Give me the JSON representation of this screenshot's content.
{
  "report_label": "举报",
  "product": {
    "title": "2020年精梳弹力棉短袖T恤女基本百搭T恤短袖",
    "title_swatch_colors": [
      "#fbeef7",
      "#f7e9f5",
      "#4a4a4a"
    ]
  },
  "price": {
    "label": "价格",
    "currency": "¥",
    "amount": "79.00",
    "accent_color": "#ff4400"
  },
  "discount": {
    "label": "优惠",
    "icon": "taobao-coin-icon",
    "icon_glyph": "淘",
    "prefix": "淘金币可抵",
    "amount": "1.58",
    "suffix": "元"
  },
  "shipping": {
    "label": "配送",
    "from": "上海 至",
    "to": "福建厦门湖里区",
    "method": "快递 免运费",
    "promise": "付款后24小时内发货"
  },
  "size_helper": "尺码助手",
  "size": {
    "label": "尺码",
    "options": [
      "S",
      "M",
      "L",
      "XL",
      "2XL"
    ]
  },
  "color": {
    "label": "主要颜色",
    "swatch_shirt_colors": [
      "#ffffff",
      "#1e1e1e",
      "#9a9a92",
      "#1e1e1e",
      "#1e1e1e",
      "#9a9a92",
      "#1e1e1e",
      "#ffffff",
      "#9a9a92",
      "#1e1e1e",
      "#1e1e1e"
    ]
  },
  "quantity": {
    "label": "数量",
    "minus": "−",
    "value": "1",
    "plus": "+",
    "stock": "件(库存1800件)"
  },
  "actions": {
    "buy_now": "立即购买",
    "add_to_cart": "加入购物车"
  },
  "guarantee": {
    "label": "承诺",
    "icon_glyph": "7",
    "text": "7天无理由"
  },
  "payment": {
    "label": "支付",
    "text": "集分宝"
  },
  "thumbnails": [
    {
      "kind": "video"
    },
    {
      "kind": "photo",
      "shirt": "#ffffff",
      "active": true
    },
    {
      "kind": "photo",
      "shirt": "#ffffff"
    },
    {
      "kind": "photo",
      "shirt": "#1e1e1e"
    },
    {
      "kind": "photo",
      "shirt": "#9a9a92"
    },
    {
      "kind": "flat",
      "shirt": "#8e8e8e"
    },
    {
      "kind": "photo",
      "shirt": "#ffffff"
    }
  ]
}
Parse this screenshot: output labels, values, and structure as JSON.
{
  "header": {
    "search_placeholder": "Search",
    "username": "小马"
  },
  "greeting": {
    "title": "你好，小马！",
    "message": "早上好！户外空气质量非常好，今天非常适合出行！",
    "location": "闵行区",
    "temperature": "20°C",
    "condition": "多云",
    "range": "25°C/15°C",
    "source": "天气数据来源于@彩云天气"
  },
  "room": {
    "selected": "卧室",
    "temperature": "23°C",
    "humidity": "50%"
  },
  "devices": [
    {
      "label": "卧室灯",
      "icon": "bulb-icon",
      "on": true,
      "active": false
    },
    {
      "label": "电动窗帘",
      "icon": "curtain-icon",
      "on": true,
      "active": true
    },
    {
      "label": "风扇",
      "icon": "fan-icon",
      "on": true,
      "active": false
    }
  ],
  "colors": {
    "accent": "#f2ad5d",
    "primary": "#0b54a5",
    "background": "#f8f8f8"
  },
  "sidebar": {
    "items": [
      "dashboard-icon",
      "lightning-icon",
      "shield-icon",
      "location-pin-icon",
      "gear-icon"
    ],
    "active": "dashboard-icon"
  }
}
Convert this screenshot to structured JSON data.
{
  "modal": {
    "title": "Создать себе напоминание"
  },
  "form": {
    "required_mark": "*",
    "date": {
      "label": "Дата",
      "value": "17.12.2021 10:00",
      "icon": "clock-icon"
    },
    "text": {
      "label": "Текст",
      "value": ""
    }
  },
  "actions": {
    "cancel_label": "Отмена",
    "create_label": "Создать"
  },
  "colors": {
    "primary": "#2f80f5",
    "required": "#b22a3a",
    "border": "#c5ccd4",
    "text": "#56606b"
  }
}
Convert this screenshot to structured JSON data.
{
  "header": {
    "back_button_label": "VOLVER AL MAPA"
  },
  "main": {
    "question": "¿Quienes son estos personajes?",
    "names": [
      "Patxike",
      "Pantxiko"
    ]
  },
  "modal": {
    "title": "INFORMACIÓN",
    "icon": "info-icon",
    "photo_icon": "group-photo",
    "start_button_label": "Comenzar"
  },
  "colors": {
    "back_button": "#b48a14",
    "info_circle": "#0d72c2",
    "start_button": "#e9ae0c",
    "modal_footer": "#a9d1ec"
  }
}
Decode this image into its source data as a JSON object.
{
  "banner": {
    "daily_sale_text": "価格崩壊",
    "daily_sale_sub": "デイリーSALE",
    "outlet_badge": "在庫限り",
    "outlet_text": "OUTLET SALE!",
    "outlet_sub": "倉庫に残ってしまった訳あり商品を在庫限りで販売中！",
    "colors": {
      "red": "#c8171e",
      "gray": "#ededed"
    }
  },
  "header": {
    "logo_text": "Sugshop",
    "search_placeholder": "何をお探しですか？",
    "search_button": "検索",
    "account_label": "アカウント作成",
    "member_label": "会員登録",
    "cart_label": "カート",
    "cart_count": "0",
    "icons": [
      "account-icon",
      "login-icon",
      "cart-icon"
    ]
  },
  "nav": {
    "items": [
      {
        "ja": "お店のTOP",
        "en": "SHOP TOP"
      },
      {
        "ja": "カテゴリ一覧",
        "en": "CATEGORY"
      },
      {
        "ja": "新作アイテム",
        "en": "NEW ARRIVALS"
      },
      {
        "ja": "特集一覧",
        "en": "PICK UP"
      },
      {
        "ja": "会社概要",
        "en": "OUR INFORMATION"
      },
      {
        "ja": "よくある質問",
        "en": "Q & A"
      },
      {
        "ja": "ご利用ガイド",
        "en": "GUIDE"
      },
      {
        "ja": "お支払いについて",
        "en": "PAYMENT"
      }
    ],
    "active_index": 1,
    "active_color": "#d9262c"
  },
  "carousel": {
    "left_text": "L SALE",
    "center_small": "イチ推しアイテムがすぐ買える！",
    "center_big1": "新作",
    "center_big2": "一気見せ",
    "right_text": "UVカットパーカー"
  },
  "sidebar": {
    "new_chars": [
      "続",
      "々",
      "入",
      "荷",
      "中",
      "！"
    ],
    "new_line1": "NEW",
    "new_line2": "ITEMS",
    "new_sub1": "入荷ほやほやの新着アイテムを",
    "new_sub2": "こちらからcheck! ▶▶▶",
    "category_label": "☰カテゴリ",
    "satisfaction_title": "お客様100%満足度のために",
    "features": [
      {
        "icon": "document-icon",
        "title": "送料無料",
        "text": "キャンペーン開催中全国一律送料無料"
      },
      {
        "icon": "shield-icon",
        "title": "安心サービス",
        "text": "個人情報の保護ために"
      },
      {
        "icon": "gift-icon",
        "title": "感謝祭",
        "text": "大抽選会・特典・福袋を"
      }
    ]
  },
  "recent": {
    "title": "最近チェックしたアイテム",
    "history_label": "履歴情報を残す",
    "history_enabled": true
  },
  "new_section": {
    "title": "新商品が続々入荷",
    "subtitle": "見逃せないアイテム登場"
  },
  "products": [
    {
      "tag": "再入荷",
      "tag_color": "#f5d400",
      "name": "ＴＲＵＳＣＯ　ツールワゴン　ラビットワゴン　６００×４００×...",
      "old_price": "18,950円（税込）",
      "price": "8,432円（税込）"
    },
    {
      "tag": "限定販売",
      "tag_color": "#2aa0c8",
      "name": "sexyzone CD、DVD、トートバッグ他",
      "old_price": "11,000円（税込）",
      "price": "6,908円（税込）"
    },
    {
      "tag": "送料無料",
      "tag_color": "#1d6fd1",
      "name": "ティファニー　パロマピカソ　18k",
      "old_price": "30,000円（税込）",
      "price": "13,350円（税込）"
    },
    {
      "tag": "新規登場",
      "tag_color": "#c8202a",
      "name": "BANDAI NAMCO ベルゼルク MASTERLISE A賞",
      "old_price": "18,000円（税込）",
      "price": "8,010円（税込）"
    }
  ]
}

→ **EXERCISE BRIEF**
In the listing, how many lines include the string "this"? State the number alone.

→ **RESULT OF THE TASK**
5